Majestic palm trees line the front of the two-storey hotel, an architectural wonder that has stood the test of time, now home to 40 lavishly fitted rooms and suites starting from $700++.
This place is a history lesson in itself, offering a peek into Sentosa’s storied past with framed photos of post-war artefacts and maps displayed along the corridors. The main structure of the beautifully restored building remains untouched, including the louvered windows, timber doors and moulded columns, and most of the refurbishment was relegated to the hotel’s interior. All the living areas are designed to look extremely dapper and unapologetically masculine, accented with richly textured dark wood grains, warm brass, leather furnishings and vintage-looking props.

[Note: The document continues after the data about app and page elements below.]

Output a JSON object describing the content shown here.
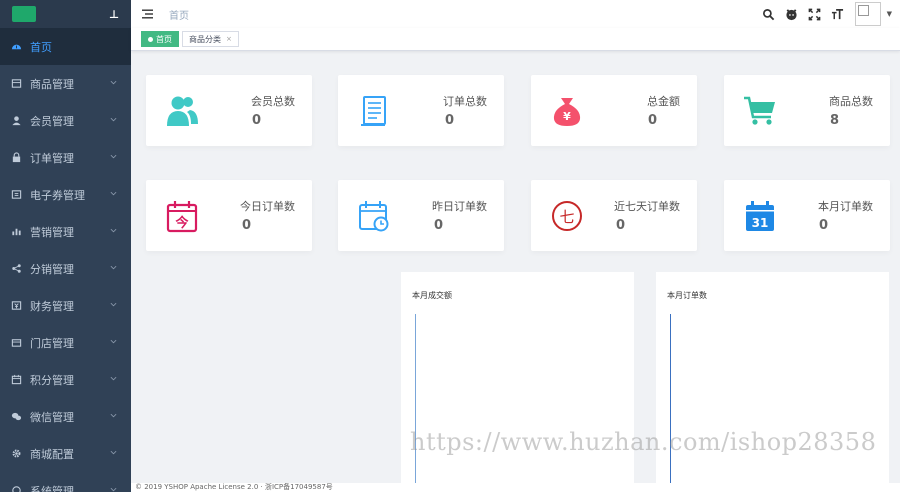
{
  "sidebar": {
    "items": [
      {
        "label": "首页",
        "icon": "dashboard-icon",
        "active": true
      },
      {
        "label": "商品管理",
        "icon": "shop-icon"
      },
      {
        "label": "会员管理",
        "icon": "user-icon"
      },
      {
        "label": "订单管理",
        "icon": "lock-icon"
      },
      {
        "label": "电子券管理",
        "icon": "coupon-icon"
      },
      {
        "label": "营销管理",
        "icon": "chart-icon"
      },
      {
        "label": "分销管理",
        "icon": "share-icon"
      },
      {
        "label": "财务管理",
        "icon": "money-icon"
      },
      {
        "label": "门店管理",
        "icon": "store-icon"
      },
      {
        "label": "积分管理",
        "icon": "calendar-icon"
      },
      {
        "label": "微信管理",
        "icon": "wechat-icon"
      },
      {
        "label": "商城配置",
        "icon": "gear-icon"
      },
      {
        "label": "系统管理",
        "icon": "system-icon"
      }
    ]
  },
  "topbar": {
    "breadcrumb": "首页"
  },
  "tags": [
    {
      "label": "首页",
      "active": true
    },
    {
      "label": "商品分类",
      "close": "×"
    }
  ],
  "stats": [
    {
      "label": "会员总数",
      "value": "0",
      "icon": "peoples-icon",
      "color": "#40c9c6"
    },
    {
      "label": "订单总数",
      "value": "0",
      "icon": "document-icon",
      "color": "#36a3f7"
    },
    {
      "label": "总金额",
      "value": "0",
      "icon": "money-bag-icon",
      "color": "#f4516c"
    },
    {
      "label": "商品总数",
      "value": "8",
      "icon": "shopping-cart-icon",
      "color": "#34bfa3"
    },
    {
      "label": "今日订单数",
      "value": "0",
      "icon": "today-calendar-icon",
      "color": "#d81b60",
      "glyph": "今"
    },
    {
      "label": "昨日订单数",
      "value": "0",
      "icon": "clock-calendar-icon",
      "color": "#36a3f7"
    },
    {
      "label": "近七天订单数",
      "value": "0",
      "icon": "seven-days-icon",
      "color": "#c62828",
      "glyph": "七"
    },
    {
      "label": "本月订单数",
      "value": "0",
      "icon": "month-calendar-icon",
      "color": "#1e88e5",
      "glyph": "31"
    }
  ],
  "charts": [
    {
      "title": "本月成交额"
    },
    {
      "title": "本月订单数"
    }
  ],
  "footer": "© 2019 YSHOP Apache License 2.0 · 浙ICP备17049587号",
  "watermark": "https://www.huzhan.com/ishop28358"
}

The rooms expertly blend old world charm with modern fixtures such as smooth marble flooring, a freestanding bathtub by Apaiser and Eclipse basins from Hansgrohe. Other creature comforts include complimentary Nespresso, tea and soft drinks in the mini fridge.
At the heart of the hotel is the Living Room, a cosy dining hall where guests can enjoy a continental breakfast, afternoon tea and evening cocktails, or just laze on the spacious couches and tuck into complimentary snacks and beverages from the snack bar. The floor-to-ceiling glass windows offer views of the 30m lap pools on each side. The calm bodies of water are complemented by lush foliage to give a sense of openness while maintaining the exclusivity of a private sanctuary.

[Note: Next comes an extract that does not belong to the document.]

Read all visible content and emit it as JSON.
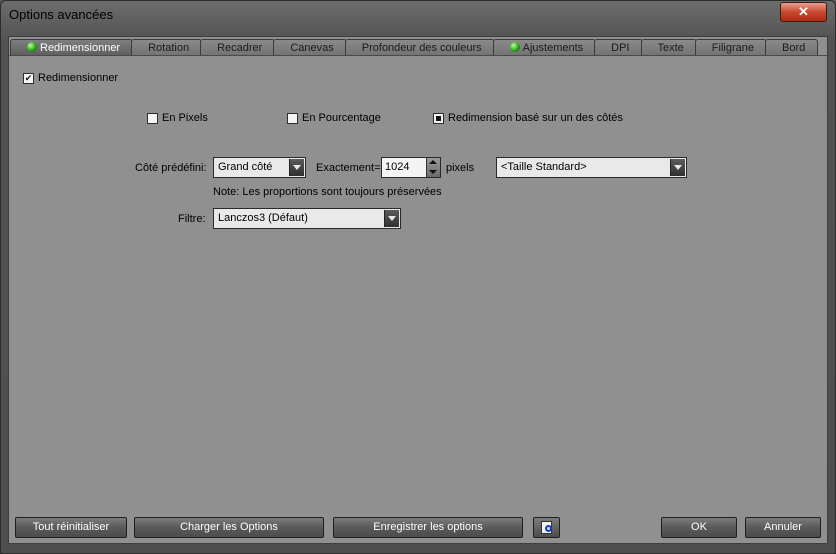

The ground-floor rooms and suites all have direct pool access from the bathrooms, with a patio and semi-private jacuzzi. The larger corner units have an outdoor dining area for groups to enjoy dinner under the stars, after which they can adjourn for a dip into the pool just a few feet away.
To fully enjoy quintessential colonial architecture, head to the second-floor rooms, which all feature double-heighted ceilings that expose renewed timber beams, dramatically enlarging the serene space. There is also one duplex that can easily accommodate a family of staycationers.
Travel back in time
Part of the hotel’s charm is its staff whose level of service and attention to detail is second to none. The personalised, round-the-clock butler service helps guests with tasks such as making dinner reservations, collecting laundry, ordering takeaways, and customising the in-room dining menu. We highly recommend the laksa!
The concierge can also facilitate tours, one of which is the complimentary Barracks Heritage Tour guided by actual post-war veterans who used to serve at this former military barracks in the late ‘60s. Curated by heritage specialist Jerome Lim, the one-hour walking tour covers the history of the barracks, how and why the buildings were constructed, and their uses pre and post-war times.
Passionate raconteurs Winston Wong and Khor Sing Hong, both 75, are on-site every Saturday to take guests for a walkabout around the premises. Wong tells us about Sentosa’s lines of defences and the building of its four appointed forts — Siloso, Connaught, Imbiah and Serapong. Khor shares more light-hearted stories about the daily breakfasts of tasteless beehoon and bread made by prisoners, and the lonely wives of British officers who live in the married quarters cheekily called “birdcage lane”. We also learn that the front lawn of The Barracks Hotel used to be a sacred parade square for soldiers of the First Singapore Regiment Royal Artillery in 1947.
The Barracks Heritage Tour is only available on Saturdays at 2 pm and 3.45 pm. On other days, guests can enjoy a complimentary self-guided audio tour upon request.
For history buffs eager to learn more about other heritage buildings around Singapore, the hotel has introduced The Colonial Charm Tour — a half-day bus excursion to areas built and occupied by the British armed forces in the 1800s–1900s, including Fort Siloso, Mount Imbiah, Dempsey, Gillman Barracks and Seletar Estate. If you go, make sure you wear comfortable shoes and lightweight clothing: there is plenty of walking — sometimes at an incline — at Fort Siloso and Mount Imbiah, but a spectacular view awaits you at the top!
For an additional $100 per person, the tour may also include a four-course lunch or dinner for two at Wheeler’s Estate, the perfect place to enjoy the sunset and recap your memorable walk through history.